Types of Intellectual Property

While there are many different types of intellectual property, from a legal standpoint in the United States, there are only four: patents, trademarks, copyrights and trade secrets. Intellectual property must be registered in one of these four categories to claim any type of legal protection. Also, intellectual property must be registered with the state as well as federally. Once these precautions have been taken, the person or company that filed the claims can legally file a complaint with federal or state courts against infringers.

Protecting Intellectual Property

There are four basic ways to legally protect intellectual property: trade secrets, copyrights, trademarks and patents. Trade secrets are information, processes or formulas that allow a company to keeps its competitive advantage. Copyrights protect things like music, movies and books and guard against illegal duplication. Trademarks provide protection of distinct logos and symbols that represent products or businesses. Finally, patents are given to inventors for any machine, product or process that will benefit the public.

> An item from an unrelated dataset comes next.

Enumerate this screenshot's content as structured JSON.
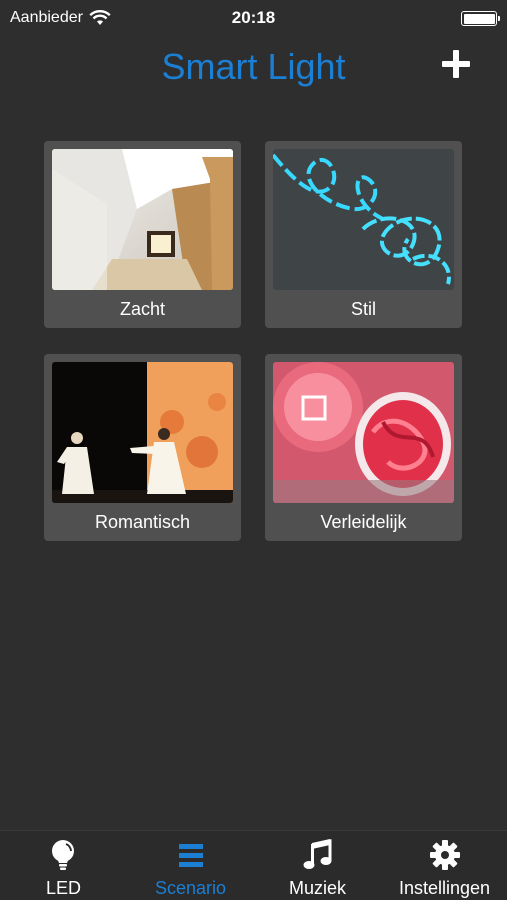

What is Intellectual Property?

Intellectual property is defined as: “A product of the intellect that has commercial value, including copyrighted property, such as literary or artistic works, and ideational property, such as patents, appellations of origin, business methods, and industrial processes” (The American Heritage Dictionary of the English Language, Fourth Edition, 2009).

Search for Prior Art

Applying for a patent on a new invention can be a very costly and time-consuming process, which makes it doubly frustrating to find out halfway through the process that an invention has already been invented. That’s why it’s important for inventors to perform a search for prior art. Prior art is a legal term applying to all information which has been made public up to a given date, which can have relevance to a current claim of originality. Searching for prior art can save inventors a lot of time and trouble in patenting inventions.

Register for a Copyright

Registering for a copyright is not a legal requirement in the United States for protection of a work, but it is still in an inventor’s best interest to do so. Registering for a copyright makes a claim public—no one can claim that they were unaware of the copyright. As such, registering for a copyright also gives a claimant legal ground to stand on when filing a lawsuit against someone who infringes upon the copyright and makes money off of it.

How to Use Copyrights

In order to receive credit for intellectual property, inventors have to protect their creations. The most effective way to accomplish this is to copyright the work. A copyright protects original works, such as literature, music and artwork. It does not protect facts, ideas, systems, or methods of operation—only the way they are expressed. A copyright will stop others from adapting, performing, reproducing or publicly displaying or distributing the work.

History of Copyright Law

Copyright law was first introduced in Britain following the widespread use of the printing press and the subsequent expansion of public literacy in the early eighteenth century. The first real copyright act was the Statute of Anne in 1709, which gave an author the rights to his or her piece for a fixed period before they expired. 1887 saw the formation of the first international treaty regarding copyright: the Berne Convention. It is still in effect today.